----- Source information

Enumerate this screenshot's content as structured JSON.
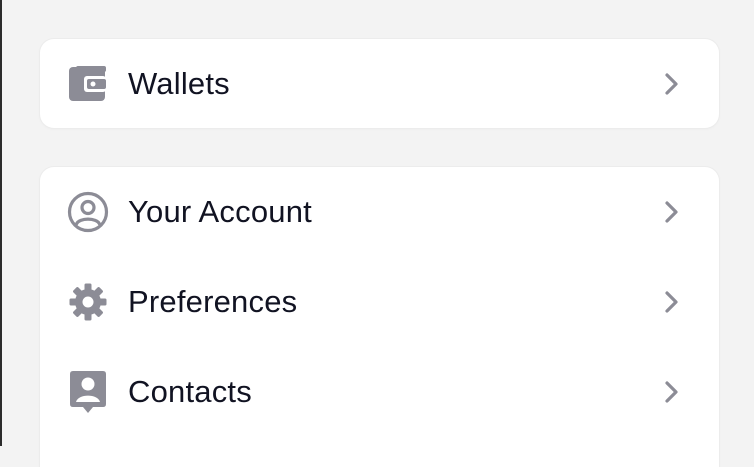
{
  "colors": {
    "icon": "#8c8c96",
    "text": "#111322",
    "chevron": "#8c8c96",
    "background": "#f3f3f3",
    "card": "#ffffff"
  },
  "wallets_card": {
    "items": [
      {
        "label": "Wallets",
        "icon": "wallet-icon"
      }
    ]
  },
  "account_card": {
    "items": [
      {
        "label": "Your Account",
        "icon": "user-circle-icon"
      },
      {
        "label": "Preferences",
        "icon": "gear-icon"
      },
      {
        "label": "Contacts",
        "icon": "contact-book-icon"
      }
    ]
  }
}
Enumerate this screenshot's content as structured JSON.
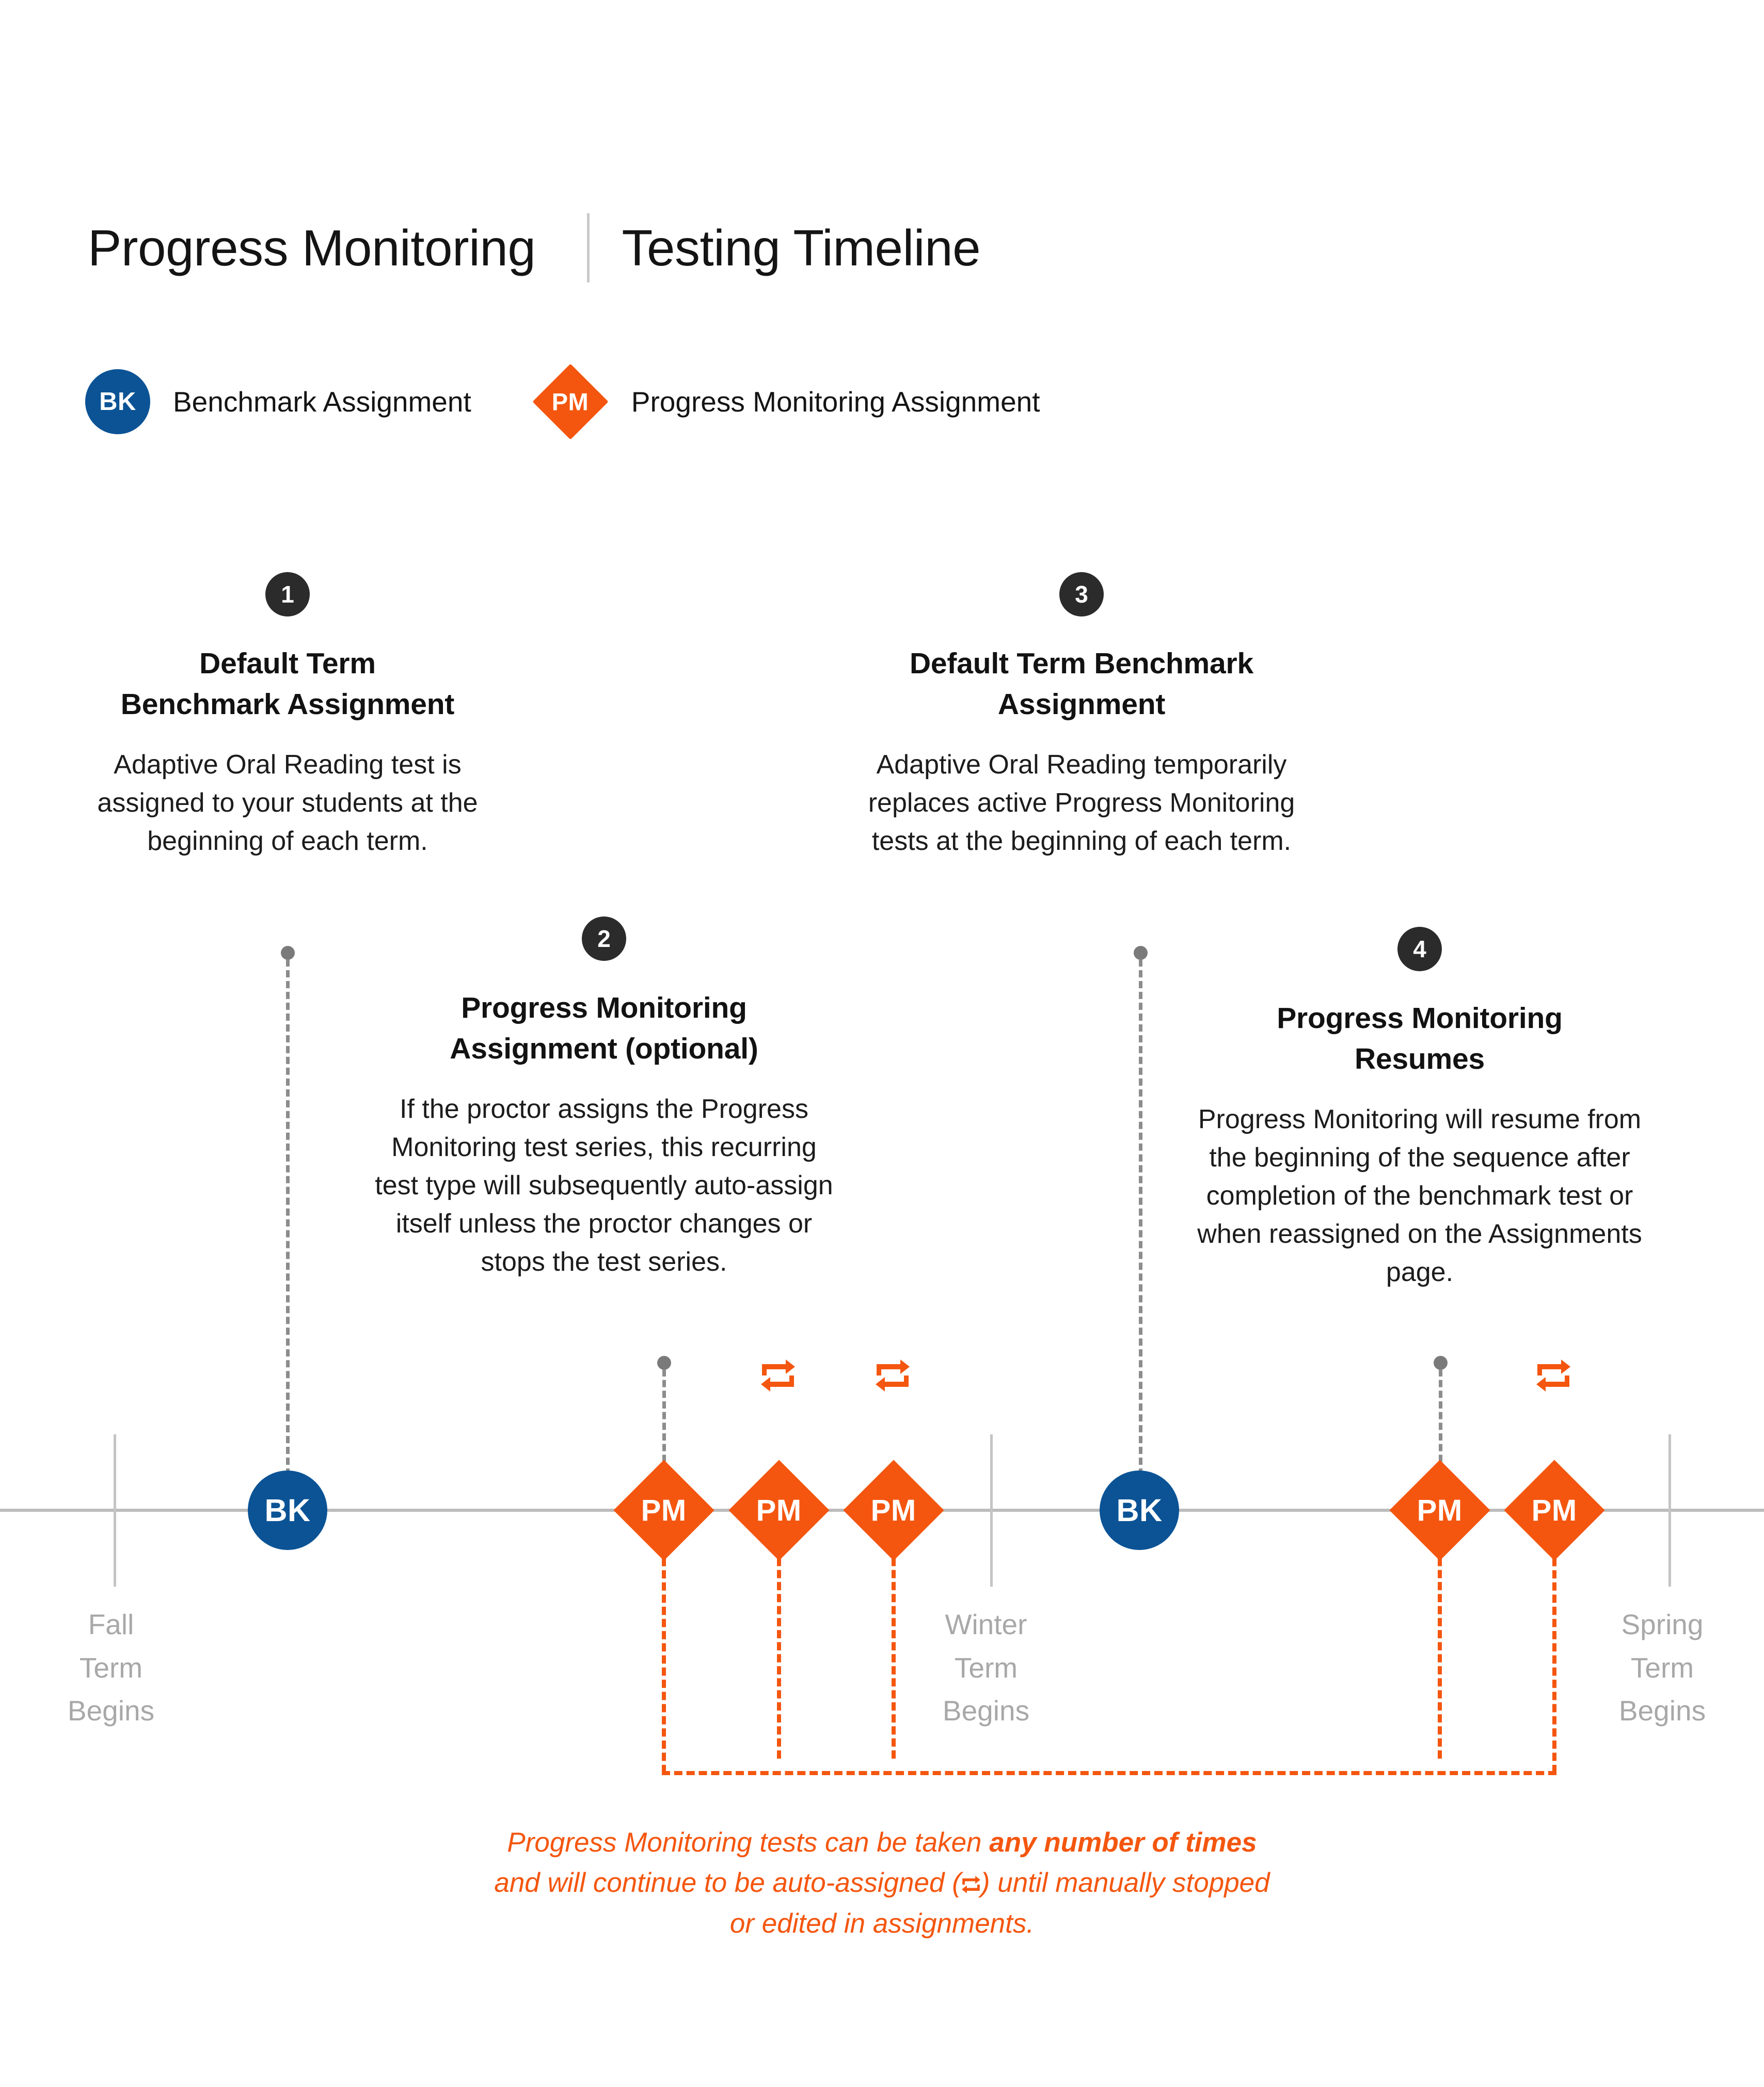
{
  "header": {
    "title": "Progress Monitoring",
    "subtitle": "Testing Timeline"
  },
  "legend": {
    "items": [
      {
        "code": "BK",
        "label": "Benchmark Assignment",
        "shape": "circle",
        "color": "#0b5395"
      },
      {
        "code": "PM",
        "label": "Progress Monitoring Assignment",
        "shape": "diamond",
        "color": "#f4560f"
      }
    ]
  },
  "steps": [
    {
      "number": "1",
      "title": "Default Term\nBenchmark Assignment",
      "title_lines": [
        "Default Term",
        "Benchmark Assignment"
      ],
      "body": "Adaptive Oral Reading test is assigned to your students at the beginning of each term."
    },
    {
      "number": "2",
      "title_lines": [
        "Progress Monitoring",
        "Assignment (optional)"
      ],
      "body": "If the proctor assigns the Progress Monitoring test series, this recurring test type will subsequently auto-assign itself unless the proctor changes or stops the test series."
    },
    {
      "number": "3",
      "title_lines": [
        "Default Term Benchmark",
        "Assignment"
      ],
      "body": "Adaptive Oral Reading temporarily replaces active Progress Monitoring tests at the beginning of each term."
    },
    {
      "number": "4",
      "title_lines": [
        "Progress Monitoring",
        "Resumes"
      ],
      "body": "Progress Monitoring will resume from the beginning of the sequence after completion of the benchmark test or when reassigned on the Assignments page."
    }
  ],
  "timeline": {
    "terms": [
      {
        "label_lines": [
          "Fall",
          "Term",
          "Begins"
        ]
      },
      {
        "label_lines": [
          "Winter",
          "Term",
          "Begins"
        ]
      },
      {
        "label_lines": [
          "Spring",
          "Term",
          "Begins"
        ]
      }
    ],
    "markers": [
      {
        "code": "BK",
        "type": "benchmark",
        "repeat": false
      },
      {
        "code": "PM",
        "type": "progress",
        "repeat": false
      },
      {
        "code": "PM",
        "type": "progress",
        "repeat": true
      },
      {
        "code": "PM",
        "type": "progress",
        "repeat": true
      },
      {
        "code": "BK",
        "type": "benchmark",
        "repeat": false
      },
      {
        "code": "PM",
        "type": "progress",
        "repeat": false
      },
      {
        "code": "PM",
        "type": "progress",
        "repeat": true
      }
    ]
  },
  "footnote": {
    "part1": "Progress Monitoring tests can be taken ",
    "emphasis": "any number of times",
    "part2": "and will continue to be auto-assigned (",
    "part3": ") until manually stopped",
    "part4": "or edited in assignments."
  },
  "colors": {
    "benchmark_blue": "#0b5395",
    "progress_orange": "#f4560f",
    "step_dark": "#2b2b2b",
    "axis_gray": "#bcbcbc",
    "term_label_gray": "#a8a8a8"
  }
}
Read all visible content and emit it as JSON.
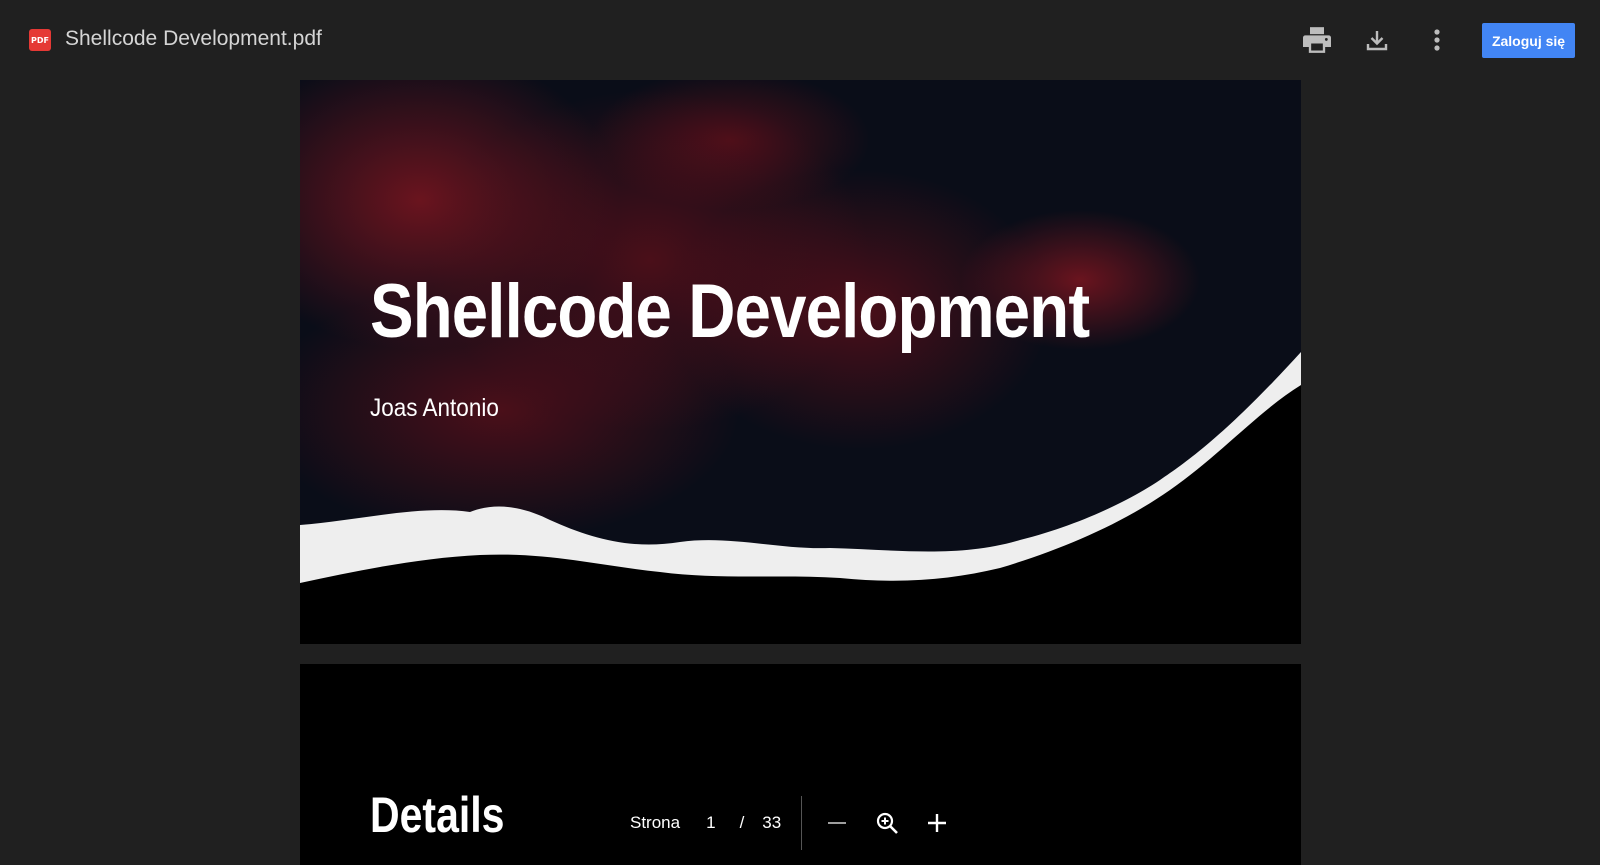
{
  "toolbar": {
    "file_badge": "PDF",
    "file_name": "Shellcode Development.pdf",
    "print_icon": "print-icon",
    "download_icon": "download-icon",
    "more_icon": "more-vert-icon",
    "signin_label": "Zaloguj się",
    "signin_color": "#4285f4"
  },
  "document": {
    "page1": {
      "title": "Shellcode Development",
      "author": "Joas Antonio"
    },
    "page2": {
      "title": "Details"
    }
  },
  "pager": {
    "label": "Strona",
    "current_page": "1",
    "separator": "/",
    "total_pages": "33",
    "zoom_out_icon": "minus-icon",
    "zoom_icon": "zoom-in-icon",
    "zoom_in_icon": "plus-icon"
  }
}
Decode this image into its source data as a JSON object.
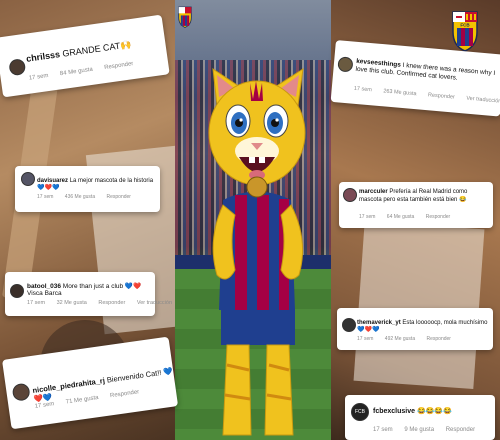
{
  "comments": [
    {
      "user": "chrilsss",
      "text": "GRANDE CAT🙌",
      "time": "17 sem",
      "likes": "84 Me gusta",
      "reply": "Responder",
      "translate": ""
    },
    {
      "user": "davisuarez",
      "text": "La mejor mascota de la historia 💙❤️💙",
      "time": "17 sem",
      "likes": "436 Me gusta",
      "reply": "Responder",
      "translate": ""
    },
    {
      "user": "batool_036",
      "text": "More than just a club 💙❤️Visca Barca",
      "time": "17 sem",
      "likes": "32 Me gusta",
      "reply": "Responder",
      "translate": "Ver traducción"
    },
    {
      "user": "nicolle_piedrahita_rj",
      "text": "Bienvenido Cat!! 💙❤️💙",
      "time": "17 sem",
      "likes": "71 Me gusta",
      "reply": "Responder",
      "translate": ""
    },
    {
      "user": "kevseesthings",
      "text": "I knew there was a reason why I love this club. Confirmed cat lovers.",
      "time": "17 sem",
      "likes": "263 Me gusta",
      "reply": "Responder",
      "translate": "Ver traducción"
    },
    {
      "user": "marcculer",
      "text": "Prefería al Real Madrid como mascota pero esta también está bien 😂",
      "time": "17 sem",
      "likes": "64 Me gusta",
      "reply": "Responder",
      "translate": ""
    },
    {
      "user": "themaverick_yt",
      "text": "Esta looooocp, mola muchísimo 💙❤️💙",
      "time": "17 sem",
      "likes": "492 Me gusta",
      "reply": "Responder",
      "translate": ""
    },
    {
      "user": "fcbexclusive",
      "text": "😂😂😂😂",
      "time": "17 sem",
      "likes": "9 Me gusta",
      "reply": "Responder",
      "translate": ""
    }
  ],
  "crest": {
    "letters": "FCB"
  },
  "colors": {
    "blaugrana_blue": "#1f3f8f",
    "blaugrana_red": "#a50044",
    "mascot_yellow": "#f0c21e"
  }
}
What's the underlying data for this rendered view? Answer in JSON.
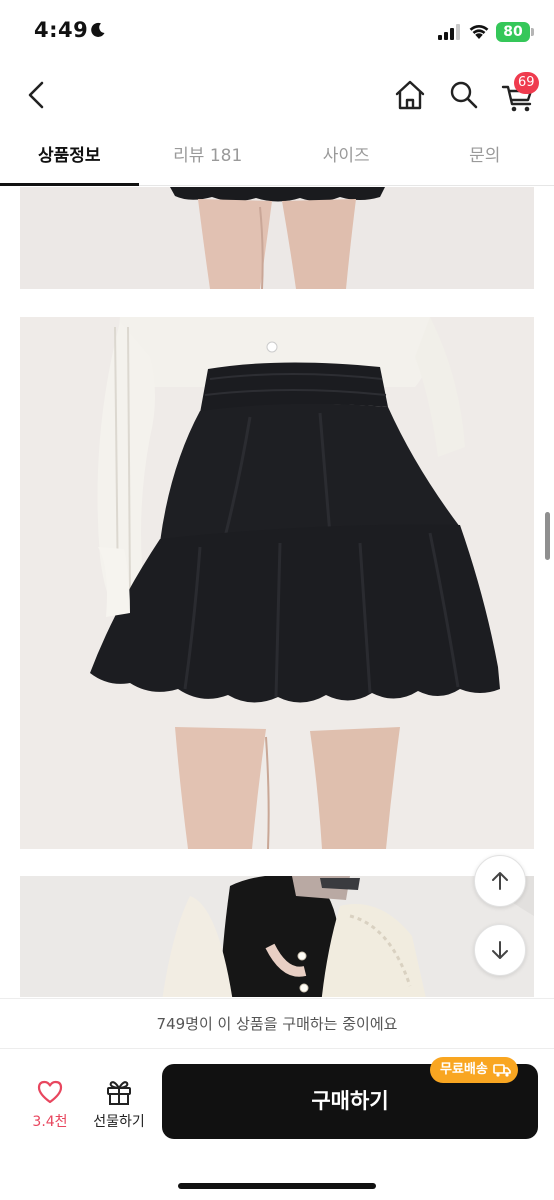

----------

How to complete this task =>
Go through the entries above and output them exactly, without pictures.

Written answer =>
Enumerate this screenshot's content as structured JSON.
{
  "colors": {
    "icon": "#8c8c96",
    "text": "#111322",
    "chevron": "#8c8c96",
    "background": "#f3f3f3",
    "card": "#ffffff"
  },
  "wallets_card": {
    "items": [
      {
        "label": "Wallets",
        "icon": "wallet-icon"
      }
    ]
  },
  "account_card": {
    "items": [
      {
        "label": "Your Account",
        "icon": "user-circle-icon"
      },
      {
        "label": "Preferences",
        "icon": "gear-icon"
      },
      {
        "label": "Contacts",
        "icon": "contact-book-icon"
      }
    ]
  }
}
Enumerate this screenshot's content as structured JSON.
{
  "header": {
    "title": "Progress Monitoring",
    "subtitle": "Testing Timeline"
  },
  "legend": {
    "items": [
      {
        "code": "BK",
        "label": "Benchmark Assignment",
        "shape": "circle",
        "color": "#0b5395"
      },
      {
        "code": "PM",
        "label": "Progress Monitoring Assignment",
        "shape": "diamond",
        "color": "#f4560f"
      }
    ]
  },
  "steps": [
    {
      "number": "1",
      "title": "Default Term\nBenchmark Assignment",
      "title_lines": [
        "Default Term",
        "Benchmark Assignment"
      ],
      "body": "Adaptive Oral Reading test is assigned to your students at the beginning of each term."
    },
    {
      "number": "2",
      "title_lines": [
        "Progress Monitoring",
        "Assignment (optional)"
      ],
      "body": "If the proctor assigns the Progress Monitoring test series, this recurring test type will subsequently auto-assign itself unless the proctor changes or stops the test series."
    },
    {
      "number": "3",
      "title_lines": [
        "Default Term Benchmark",
        "Assignment"
      ],
      "body": "Adaptive Oral Reading temporarily replaces active Progress Monitoring tests at the beginning of each term."
    },
    {
      "number": "4",
      "title_lines": [
        "Progress Monitoring",
        "Resumes"
      ],
      "body": "Progress Monitoring will resume from the beginning of the sequence after completion of the benchmark test or when reassigned on the Assignments page."
    }
  ],
  "timeline": {
    "terms": [
      {
        "label_lines": [
          "Fall",
          "Term",
          "Begins"
        ]
      },
      {
        "label_lines": [
          "Winter",
          "Term",
          "Begins"
        ]
      },
      {
        "label_lines": [
          "Spring",
          "Term",
          "Begins"
        ]
      }
    ],
    "markers": [
      {
        "code": "BK",
        "type": "benchmark",
        "repeat": false
      },
      {
        "code": "PM",
        "type": "progress",
        "repeat": false
      },
      {
        "code": "PM",
        "type": "progress",
        "repeat": true
      },
      {
        "code": "PM",
        "type": "progress",
        "repeat": true
      },
      {
        "code": "BK",
        "type": "benchmark",
        "repeat": false
      },
      {
        "code": "PM",
        "type": "progress",
        "repeat": false
      },
      {
        "code": "PM",
        "type": "progress",
        "repeat": true
      }
    ]
  },
  "footnote": {
    "part1": "Progress Monitoring tests can be taken ",
    "emphasis": "any number of times",
    "part2": "and will continue to be auto-assigned (",
    "part3": ") until manually stopped",
    "part4": "or edited in assignments."
  },
  "colors": {
    "benchmark_blue": "#0b5395",
    "progress_orange": "#f4560f",
    "step_dark": "#2b2b2b",
    "axis_gray": "#bcbcbc",
    "term_label_gray": "#a8a8a8"
  }
}
Read all visible content and emit it as JSON.
{
  "toolbar": {
    "file_badge": "PDF",
    "file_name": "Shellcode Development.pdf",
    "print_icon": "print-icon",
    "download_icon": "download-icon",
    "more_icon": "more-vert-icon",
    "signin_label": "Zaloguj się",
    "signin_color": "#4285f4"
  },
  "document": {
    "page1": {
      "title": "Shellcode Development",
      "author": "Joas Antonio"
    },
    "page2": {
      "title": "Details"
    }
  },
  "pager": {
    "label": "Strona",
    "current_page": "1",
    "separator": "/",
    "total_pages": "33",
    "zoom_out_icon": "minus-icon",
    "zoom_icon": "zoom-in-icon",
    "zoom_in_icon": "plus-icon"
  }
}
Decode this image into its source data as a JSON object.
{
  "comments": [
    {
      "user": "chrilsss",
      "text": "GRANDE CAT🙌",
      "time": "17 sem",
      "likes": "84 Me gusta",
      "reply": "Responder",
      "translate": ""
    },
    {
      "user": "davisuarez",
      "text": "La mejor mascota de la historia 💙❤️💙",
      "time": "17 sem",
      "likes": "436 Me gusta",
      "reply": "Responder",
      "translate": ""
    },
    {
      "user": "batool_036",
      "text": "More than just a club 💙❤️Visca Barca",
      "time": "17 sem",
      "likes": "32 Me gusta",
      "reply": "Responder",
      "translate": "Ver traducción"
    },
    {
      "user": "nicolle_piedrahita_rj",
      "text": "Bienvenido Cat!! 💙❤️💙",
      "time": "17 sem",
      "likes": "71 Me gusta",
      "reply": "Responder",
      "translate": ""
    },
    {
      "user": "kevseesthings",
      "text": "I knew there was a reason why I love this club. Confirmed cat lovers.",
      "time": "17 sem",
      "likes": "263 Me gusta",
      "reply": "Responder",
      "translate": "Ver traducción"
    },
    {
      "user": "marcculer",
      "text": "Prefería al Real Madrid como mascota pero esta también está bien 😂",
      "time": "17 sem",
      "likes": "64 Me gusta",
      "reply": "Responder",
      "translate": ""
    },
    {
      "user": "themaverick_yt",
      "text": "Esta looooocp, mola muchísimo 💙❤️💙",
      "time": "17 sem",
      "likes": "492 Me gusta",
      "reply": "Responder",
      "translate": ""
    },
    {
      "user": "fcbexclusive",
      "text": "😂😂😂😂",
      "time": "17 sem",
      "likes": "9 Me gusta",
      "reply": "Responder",
      "translate": ""
    }
  ],
  "crest": {
    "letters": "FCB"
  },
  "colors": {
    "blaugrana_blue": "#1f3f8f",
    "blaugrana_red": "#a50044",
    "mascot_yellow": "#f0c21e"
  }
}
What's the underlying data for this rendered view? Answer in JSON.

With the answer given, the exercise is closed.